Paperwork published by Melrose showed that its bankers Lloyds and RBC Capital – an arm of Royal Bank of Canada – will make up to £69million for financing arrangements, while RBC Capital along with 180-year-old French firm Rothschild and Investec will make up to £50million for broking advice.

Melrose’s lawyers Simpson Thacher and Bartlett could get up to £9million when the deal completes. Its public relations agencies including Mayfair-based Montfort Communications could get up to £5million.

GKN also ran up millions in fees, including £60million for bankers Gleacher Shacklock, JP Morgan and UBS, £12.3million for lawyers Slaughter and May, and £6.4million for PR firms FTI Consulting and Brunswick, run by Sir Alan Parker.

Melrose’s top four bosses – chief executive Simon Peckham, 55, chairman Christopher Miller, 66, vice-chairman David Roper, 67, and finance chief Geoffrey Martin, 50, could share a bonus pot of £285million if their plans post-takeover are successful. The four are entitled to generous bonuses based on the increase in price of Melrose’s shares.

Why this firm plays a key role in the defence of our nation 

 By Rachel Millard City Correspondent

GKN has a number of military contracts and is one of just a handful of UK defence firms that can work under special security clearance granted by the Pentagon.

Its engineering prowess is in complex parts that need testing to a rigorous standard for aircraft that must be capable of enduring high-altitude and high-stress flights.

More than 400 staff work at its factory in Luton, a world leader in systems that protect and increase the performance of wings and cockpits of fighter jets and military helicopters.

It makes ice protection systems, protective films and canopies for the Eurofighter Typhoon, which it develops with BAE Systems.

GKN’s technology is also used on the Lockheed Martin F-22 Raptor stealth tactical fighter, and the AgustaWestland AW101 military helicopter.

Factories in Portsmouth and on the Isle of Wight supply a range of products for military land vehicles, missiles, drones, torpedos and marine vessels. They also design, test and manufacture parts for military aircraft and sell parts to firms such as BAE and Leonardo.

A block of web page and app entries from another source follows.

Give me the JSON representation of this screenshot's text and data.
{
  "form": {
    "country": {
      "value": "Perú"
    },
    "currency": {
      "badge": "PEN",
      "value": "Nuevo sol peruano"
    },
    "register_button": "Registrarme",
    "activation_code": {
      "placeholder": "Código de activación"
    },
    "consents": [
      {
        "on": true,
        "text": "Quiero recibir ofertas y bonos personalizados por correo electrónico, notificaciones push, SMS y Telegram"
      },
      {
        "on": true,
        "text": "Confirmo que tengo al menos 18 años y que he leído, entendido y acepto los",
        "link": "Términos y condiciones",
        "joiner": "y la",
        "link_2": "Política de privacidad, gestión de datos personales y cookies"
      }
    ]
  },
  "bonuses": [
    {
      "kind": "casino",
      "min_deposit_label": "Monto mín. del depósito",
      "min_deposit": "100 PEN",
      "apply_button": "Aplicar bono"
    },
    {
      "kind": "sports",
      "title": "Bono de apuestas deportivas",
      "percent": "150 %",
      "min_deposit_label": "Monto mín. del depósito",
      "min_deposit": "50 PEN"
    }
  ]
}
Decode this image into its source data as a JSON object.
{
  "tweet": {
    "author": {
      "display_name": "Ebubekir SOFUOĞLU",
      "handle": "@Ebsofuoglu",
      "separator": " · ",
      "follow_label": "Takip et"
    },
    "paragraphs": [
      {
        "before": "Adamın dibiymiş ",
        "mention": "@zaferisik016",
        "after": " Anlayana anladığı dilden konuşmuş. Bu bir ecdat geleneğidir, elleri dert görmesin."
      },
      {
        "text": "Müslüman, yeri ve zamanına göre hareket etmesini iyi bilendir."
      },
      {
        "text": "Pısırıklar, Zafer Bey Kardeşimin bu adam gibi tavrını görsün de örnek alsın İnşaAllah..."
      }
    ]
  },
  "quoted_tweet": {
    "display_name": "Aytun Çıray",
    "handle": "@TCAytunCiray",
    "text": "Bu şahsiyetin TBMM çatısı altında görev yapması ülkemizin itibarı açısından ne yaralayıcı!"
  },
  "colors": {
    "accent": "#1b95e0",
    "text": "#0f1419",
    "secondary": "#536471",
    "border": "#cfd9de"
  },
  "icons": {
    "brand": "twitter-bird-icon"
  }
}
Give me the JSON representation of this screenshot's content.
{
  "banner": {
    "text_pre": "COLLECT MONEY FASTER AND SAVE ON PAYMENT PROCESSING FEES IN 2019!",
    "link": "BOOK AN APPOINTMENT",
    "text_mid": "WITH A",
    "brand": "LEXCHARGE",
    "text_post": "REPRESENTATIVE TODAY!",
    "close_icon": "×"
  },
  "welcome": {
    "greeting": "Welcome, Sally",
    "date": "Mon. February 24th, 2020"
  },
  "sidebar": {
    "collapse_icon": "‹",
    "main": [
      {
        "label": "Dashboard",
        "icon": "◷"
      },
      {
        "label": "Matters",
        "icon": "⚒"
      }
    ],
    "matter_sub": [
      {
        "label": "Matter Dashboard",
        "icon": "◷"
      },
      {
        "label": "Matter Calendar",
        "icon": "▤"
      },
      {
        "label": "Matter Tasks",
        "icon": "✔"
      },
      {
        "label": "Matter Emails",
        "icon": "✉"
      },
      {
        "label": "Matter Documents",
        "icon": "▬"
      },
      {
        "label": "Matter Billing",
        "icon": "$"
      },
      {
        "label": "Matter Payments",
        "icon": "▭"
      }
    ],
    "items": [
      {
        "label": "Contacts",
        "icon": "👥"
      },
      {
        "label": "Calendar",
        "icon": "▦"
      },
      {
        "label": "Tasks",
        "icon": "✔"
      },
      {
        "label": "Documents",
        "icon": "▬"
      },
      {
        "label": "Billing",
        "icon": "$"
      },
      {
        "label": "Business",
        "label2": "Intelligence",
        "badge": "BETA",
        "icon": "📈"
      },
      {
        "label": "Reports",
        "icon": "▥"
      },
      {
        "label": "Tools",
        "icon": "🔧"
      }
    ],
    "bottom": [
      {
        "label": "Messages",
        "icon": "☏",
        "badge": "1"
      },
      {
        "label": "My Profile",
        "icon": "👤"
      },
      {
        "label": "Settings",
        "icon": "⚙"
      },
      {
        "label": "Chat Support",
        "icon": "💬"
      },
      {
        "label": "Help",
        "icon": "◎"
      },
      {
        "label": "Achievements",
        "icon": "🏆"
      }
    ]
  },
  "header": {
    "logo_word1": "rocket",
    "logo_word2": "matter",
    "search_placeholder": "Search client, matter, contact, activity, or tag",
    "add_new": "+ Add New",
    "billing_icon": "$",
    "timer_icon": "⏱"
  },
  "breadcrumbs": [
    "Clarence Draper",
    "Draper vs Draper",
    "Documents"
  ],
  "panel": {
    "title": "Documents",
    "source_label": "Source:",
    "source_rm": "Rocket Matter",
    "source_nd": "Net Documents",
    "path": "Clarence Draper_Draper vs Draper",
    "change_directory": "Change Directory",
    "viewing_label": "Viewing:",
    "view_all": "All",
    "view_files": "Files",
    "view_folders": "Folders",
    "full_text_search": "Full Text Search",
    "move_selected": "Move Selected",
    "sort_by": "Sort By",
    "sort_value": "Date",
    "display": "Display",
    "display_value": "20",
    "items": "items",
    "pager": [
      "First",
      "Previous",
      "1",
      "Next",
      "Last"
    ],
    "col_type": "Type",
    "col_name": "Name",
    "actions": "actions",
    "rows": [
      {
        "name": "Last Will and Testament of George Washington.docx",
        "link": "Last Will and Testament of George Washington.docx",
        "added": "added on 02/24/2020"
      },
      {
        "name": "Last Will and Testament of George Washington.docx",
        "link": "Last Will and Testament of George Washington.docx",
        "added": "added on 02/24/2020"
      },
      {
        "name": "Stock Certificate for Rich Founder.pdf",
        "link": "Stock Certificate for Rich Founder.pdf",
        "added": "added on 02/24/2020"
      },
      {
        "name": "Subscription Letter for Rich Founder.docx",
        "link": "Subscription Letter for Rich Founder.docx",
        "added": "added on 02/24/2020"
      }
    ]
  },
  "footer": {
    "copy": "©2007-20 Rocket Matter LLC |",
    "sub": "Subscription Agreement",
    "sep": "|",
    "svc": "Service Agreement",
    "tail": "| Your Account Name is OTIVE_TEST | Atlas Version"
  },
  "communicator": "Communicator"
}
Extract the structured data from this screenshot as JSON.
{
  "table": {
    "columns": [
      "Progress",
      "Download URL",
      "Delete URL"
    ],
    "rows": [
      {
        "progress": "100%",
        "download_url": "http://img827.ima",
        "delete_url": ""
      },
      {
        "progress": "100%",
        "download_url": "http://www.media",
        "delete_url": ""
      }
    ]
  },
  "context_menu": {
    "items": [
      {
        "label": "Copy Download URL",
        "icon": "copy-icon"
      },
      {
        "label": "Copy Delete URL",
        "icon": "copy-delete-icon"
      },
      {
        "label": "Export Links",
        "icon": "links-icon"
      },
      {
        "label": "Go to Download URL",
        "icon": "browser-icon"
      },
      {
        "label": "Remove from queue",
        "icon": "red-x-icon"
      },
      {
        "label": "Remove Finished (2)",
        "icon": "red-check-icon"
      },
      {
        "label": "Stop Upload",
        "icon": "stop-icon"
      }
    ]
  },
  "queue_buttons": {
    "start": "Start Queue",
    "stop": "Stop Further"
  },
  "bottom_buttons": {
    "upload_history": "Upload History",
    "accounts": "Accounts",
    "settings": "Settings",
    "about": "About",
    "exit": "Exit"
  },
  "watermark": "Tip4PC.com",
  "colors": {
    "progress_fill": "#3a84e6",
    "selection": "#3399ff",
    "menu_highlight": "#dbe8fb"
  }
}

More than 2,000 work at its factories in Filton and Avonmouth, Bristol, developing wings and components for commercial and military aircraft.

The plant’s most crucial military contract is developing trailing edges for wings on the A400M military cargo aircraft built by Airbus, which is a key partner of GKN.

Trailing edges – essentially the thin part at the back of a wing – are vital for the aerodynamics of an aircraft.

GKN makes a number of parts for the Lockheed Martin F-35, the new military fighter being developed by the US. As well as being used by the American military, these planes will also feature on the UK’s new aircraft carriers.

The work is carried out at 19 sites in six countries. In the UK it develops de-icing equipment which is then shipped across the Atlantic.

In the US, its new factory in Florida is so top secret no one is allowed to know what is made there.

Other parts for the F-35 made by GKN include the canopy, heated parts for engine fans, rotor blades and landing gear components.

GKN also has a role in producing the B21 long-range bat-winged stealth bomber from its base in Missouri.



Comments are closed.